interim guidance, with the intent of supporting the pending formal request to NSF to revise its cleaning and
sanitation standard to take into account actual use conditions. EPA would be interested in reviewing and
participating in discussions on potential revisions to the current NSF-3 test standard. Maintaining product
performance of ENERGY STAR qualified products is important to EPA and to the extent that revisions to
the NSF-3 test procedure can help to ensure continued sanitation and performance in the field, we support
those efforts.
5) Effective Date: The date that manufacturers may begin to qualify products as ENERGY STAR will be
defined as the effective date of the agreement. The ENERGY STAR Commercial Dishwasher
Specification shall go into effect on October 11, 2007.
Note: EPA received a request to delay the launch of this specification to at a minimum the NRA Show in
May 2008, which would give all companies time to generate more environmentally friendly appliances.
Consistent with the principle of establishing energy specifications to capture roughly the top 25% of
models, EPA believes that an adequate selection of products able to qualify, representing a variety of

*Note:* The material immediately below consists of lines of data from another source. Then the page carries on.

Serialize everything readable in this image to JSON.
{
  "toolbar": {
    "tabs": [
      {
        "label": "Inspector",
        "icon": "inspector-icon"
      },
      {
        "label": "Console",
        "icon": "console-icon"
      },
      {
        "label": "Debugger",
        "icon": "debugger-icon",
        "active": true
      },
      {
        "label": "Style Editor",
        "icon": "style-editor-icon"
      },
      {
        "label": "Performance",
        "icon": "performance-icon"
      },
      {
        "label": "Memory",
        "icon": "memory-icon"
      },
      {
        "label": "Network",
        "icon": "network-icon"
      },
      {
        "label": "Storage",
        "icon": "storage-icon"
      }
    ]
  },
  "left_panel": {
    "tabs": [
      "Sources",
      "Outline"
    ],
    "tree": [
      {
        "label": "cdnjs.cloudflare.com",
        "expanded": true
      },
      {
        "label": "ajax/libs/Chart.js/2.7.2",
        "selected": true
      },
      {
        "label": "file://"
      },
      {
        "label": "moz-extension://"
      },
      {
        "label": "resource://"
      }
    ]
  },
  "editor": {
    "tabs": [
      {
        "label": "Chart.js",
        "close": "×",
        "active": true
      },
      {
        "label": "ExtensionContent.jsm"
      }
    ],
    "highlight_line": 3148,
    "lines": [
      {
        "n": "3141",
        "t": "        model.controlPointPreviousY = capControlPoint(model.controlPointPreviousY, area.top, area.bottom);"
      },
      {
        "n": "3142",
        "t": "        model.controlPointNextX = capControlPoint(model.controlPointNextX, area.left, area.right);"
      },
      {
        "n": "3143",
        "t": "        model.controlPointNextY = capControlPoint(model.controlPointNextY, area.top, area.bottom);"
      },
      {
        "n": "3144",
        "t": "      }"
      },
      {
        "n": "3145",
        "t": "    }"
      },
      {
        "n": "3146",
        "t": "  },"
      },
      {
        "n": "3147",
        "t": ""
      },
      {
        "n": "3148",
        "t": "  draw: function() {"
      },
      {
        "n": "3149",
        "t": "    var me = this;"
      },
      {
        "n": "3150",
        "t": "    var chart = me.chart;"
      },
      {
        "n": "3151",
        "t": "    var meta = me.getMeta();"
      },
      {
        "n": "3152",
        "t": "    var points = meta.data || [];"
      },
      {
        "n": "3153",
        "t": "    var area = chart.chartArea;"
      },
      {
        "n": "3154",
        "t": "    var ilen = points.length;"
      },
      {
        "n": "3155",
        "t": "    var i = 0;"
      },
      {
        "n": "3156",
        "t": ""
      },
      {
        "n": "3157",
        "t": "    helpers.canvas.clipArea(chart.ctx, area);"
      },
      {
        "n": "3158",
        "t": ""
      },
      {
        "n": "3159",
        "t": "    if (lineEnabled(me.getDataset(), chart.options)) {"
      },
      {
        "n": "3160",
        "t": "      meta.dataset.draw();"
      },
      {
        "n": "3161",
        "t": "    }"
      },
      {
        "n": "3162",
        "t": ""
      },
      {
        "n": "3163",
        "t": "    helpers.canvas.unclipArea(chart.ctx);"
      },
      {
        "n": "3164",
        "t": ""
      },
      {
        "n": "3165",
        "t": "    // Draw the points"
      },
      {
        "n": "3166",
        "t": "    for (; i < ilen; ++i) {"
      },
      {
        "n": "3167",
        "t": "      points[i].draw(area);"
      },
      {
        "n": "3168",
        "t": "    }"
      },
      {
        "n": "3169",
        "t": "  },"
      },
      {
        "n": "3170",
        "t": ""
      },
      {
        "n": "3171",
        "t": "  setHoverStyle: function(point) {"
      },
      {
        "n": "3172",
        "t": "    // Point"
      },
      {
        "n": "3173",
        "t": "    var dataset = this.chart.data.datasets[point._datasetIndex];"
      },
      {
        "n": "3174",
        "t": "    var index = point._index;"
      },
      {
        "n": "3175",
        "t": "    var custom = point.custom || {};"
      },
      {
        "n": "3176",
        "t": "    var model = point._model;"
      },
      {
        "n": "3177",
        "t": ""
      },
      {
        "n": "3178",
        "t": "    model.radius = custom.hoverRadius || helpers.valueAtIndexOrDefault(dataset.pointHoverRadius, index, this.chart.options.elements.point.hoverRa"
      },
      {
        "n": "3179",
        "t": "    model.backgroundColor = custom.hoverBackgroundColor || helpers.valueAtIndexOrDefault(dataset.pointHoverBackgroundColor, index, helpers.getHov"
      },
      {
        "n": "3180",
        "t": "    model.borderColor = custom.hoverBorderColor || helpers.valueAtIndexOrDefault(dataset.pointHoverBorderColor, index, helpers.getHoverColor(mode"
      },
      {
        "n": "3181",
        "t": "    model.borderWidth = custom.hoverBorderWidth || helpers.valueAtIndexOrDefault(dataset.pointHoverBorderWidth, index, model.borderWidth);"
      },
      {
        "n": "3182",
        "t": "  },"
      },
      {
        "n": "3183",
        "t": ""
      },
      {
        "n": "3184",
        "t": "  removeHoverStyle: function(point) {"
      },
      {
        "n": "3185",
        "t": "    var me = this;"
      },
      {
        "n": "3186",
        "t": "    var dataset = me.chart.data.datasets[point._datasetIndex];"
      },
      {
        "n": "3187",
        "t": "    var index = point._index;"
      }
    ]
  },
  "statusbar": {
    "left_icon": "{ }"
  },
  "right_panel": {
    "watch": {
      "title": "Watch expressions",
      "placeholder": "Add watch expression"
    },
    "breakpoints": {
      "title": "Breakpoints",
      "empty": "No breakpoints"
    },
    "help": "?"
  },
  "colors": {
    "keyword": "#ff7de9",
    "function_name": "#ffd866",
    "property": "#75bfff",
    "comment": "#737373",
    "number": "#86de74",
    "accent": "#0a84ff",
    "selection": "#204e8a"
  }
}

manufacturers, is currently available in the marketplace. Furthermore, there is significant support among
stakeholders to launch the specification at the NAFEM show, October 11-13, 2007. Therefore, EPA is

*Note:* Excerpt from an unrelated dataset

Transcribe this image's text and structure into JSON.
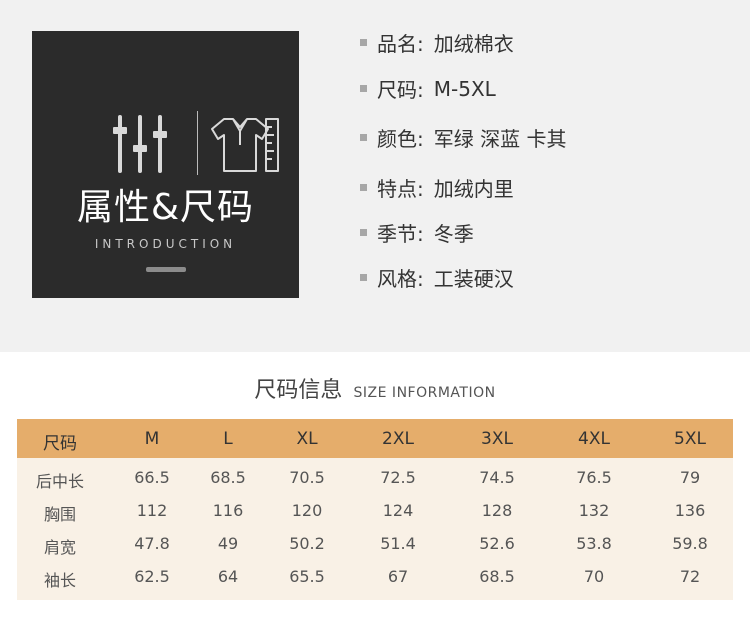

retaining the October 11, 2007 effective date and is proposing to move forward with plans to launch the
new program at the 2007 NAFEM show.

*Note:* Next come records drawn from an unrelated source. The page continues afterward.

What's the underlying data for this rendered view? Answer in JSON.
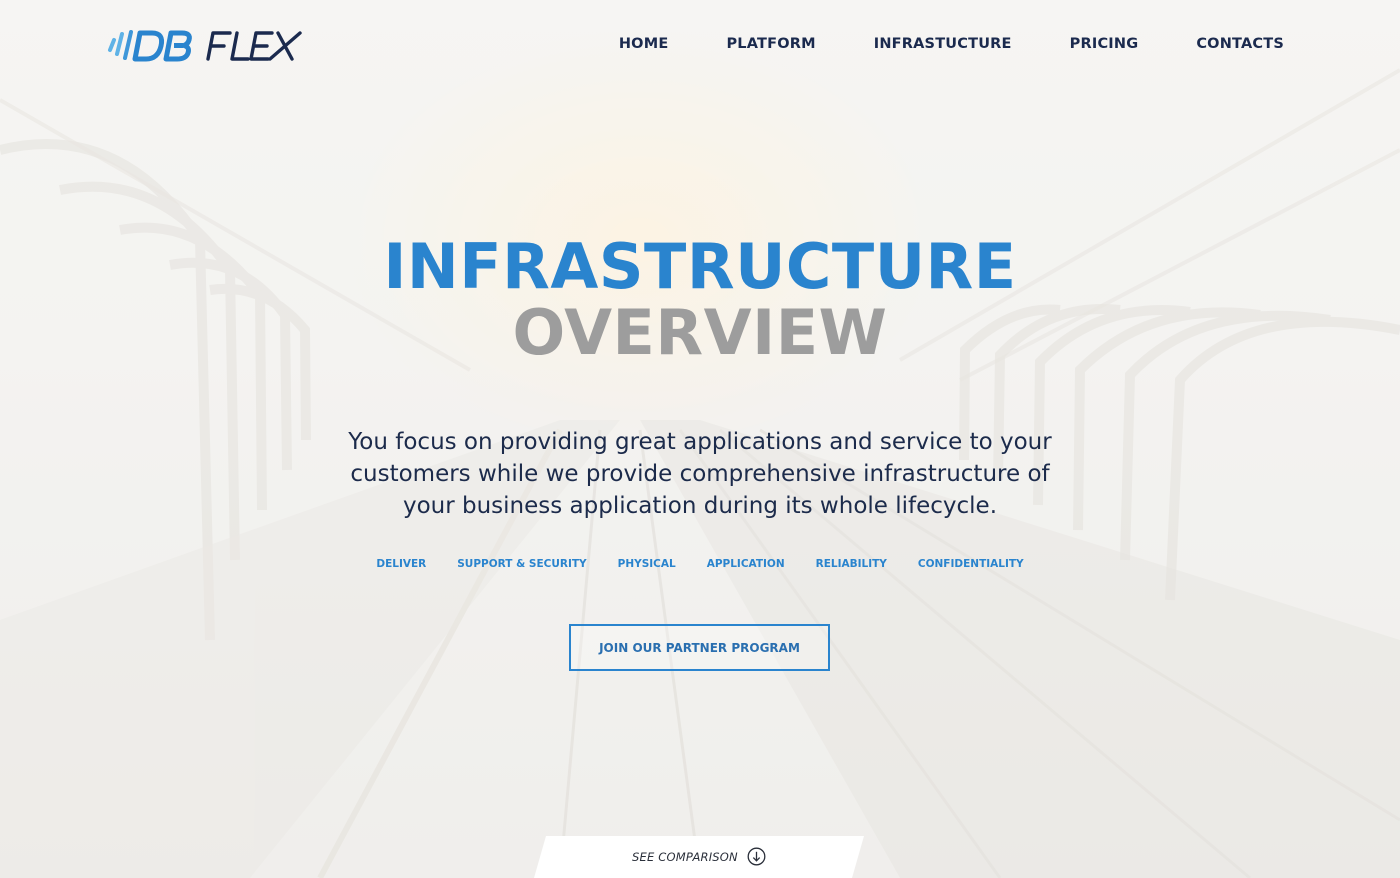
{
  "brand": {
    "logo_text": "DB FLEX",
    "logo_left": "DB",
    "logo_right": "FLEX",
    "accent_color": "#2a84ce",
    "dark_color": "#1b2a4e"
  },
  "nav": {
    "items": [
      {
        "label": "HOME"
      },
      {
        "label": "PLATFORM"
      },
      {
        "label": "INFRASTUCTURE"
      },
      {
        "label": "PRICING"
      },
      {
        "label": "CONTACTS"
      }
    ]
  },
  "hero": {
    "title": "INFRASTRUCTURE",
    "subtitle": "OVERVIEW",
    "description": "You focus on providing great applications and service to your customers while we provide comprehensive infrastructure of your business application during its whole lifecycle.",
    "tags": [
      {
        "label": "DELIVER"
      },
      {
        "label": "SUPPORT & SECURITY"
      },
      {
        "label": "PHYSICAL"
      },
      {
        "label": "APPLICATION"
      },
      {
        "label": "RELIABILITY"
      },
      {
        "label": "CONFIDENTIALITY"
      }
    ],
    "cta_label": "JOIN OUR PARTNER PROGRAM"
  },
  "footer_tab": {
    "label": "SEE COMPARISON",
    "icon": "arrow-down-circle-icon"
  }
}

6) Future Specification Revisions: ENERGY STAR reserves the right to change the specification should
technological and/or market changes affect its usefulness to consumers, industry, or the environment.
In keeping with current policy, revisions to the specification are arrived at through industry
discussions. In the event of a specification revision, please note that the ENERGY STAR qualification
is not automatically granted for the life of a product model. To qualify with the energy and water
efficiency criteria of ENERGY STAR, a product model must meet the ENERGY STAR specification in
effect on the date of manufacture.
ASTM Test Standard Review: ENERGY STAR plans to revisit this specification once the revision
processes for ASTM F1696 and ASTM F1920 are complete. These test methods will address energy
consumption in various modes of operation as well as water consumption.
Review of Idle Energy Requirements: Within two years of this specification becoming effective,
ENERGY STAR will review idle energy data to determine whether the limits provided in Table 1
provide for sufficient differentiation in the marketplace. If it is determined that revisions are needed,
EPA will work closely with industry stakeholders to develop appropriate new levels.
Note: EPA received a request to review the appropriateness of the proposed idle energy levels when
more data is made available. Through the ENERGY STAR qualifying product reporting process, EPA will
be able to acquire a more robust idle dataset which will indicate if there is a need to revise the levels. A
statement has been added above that within the next two years, EPA will revisit the idle energy levels to
determine if these levels need to be adjusted.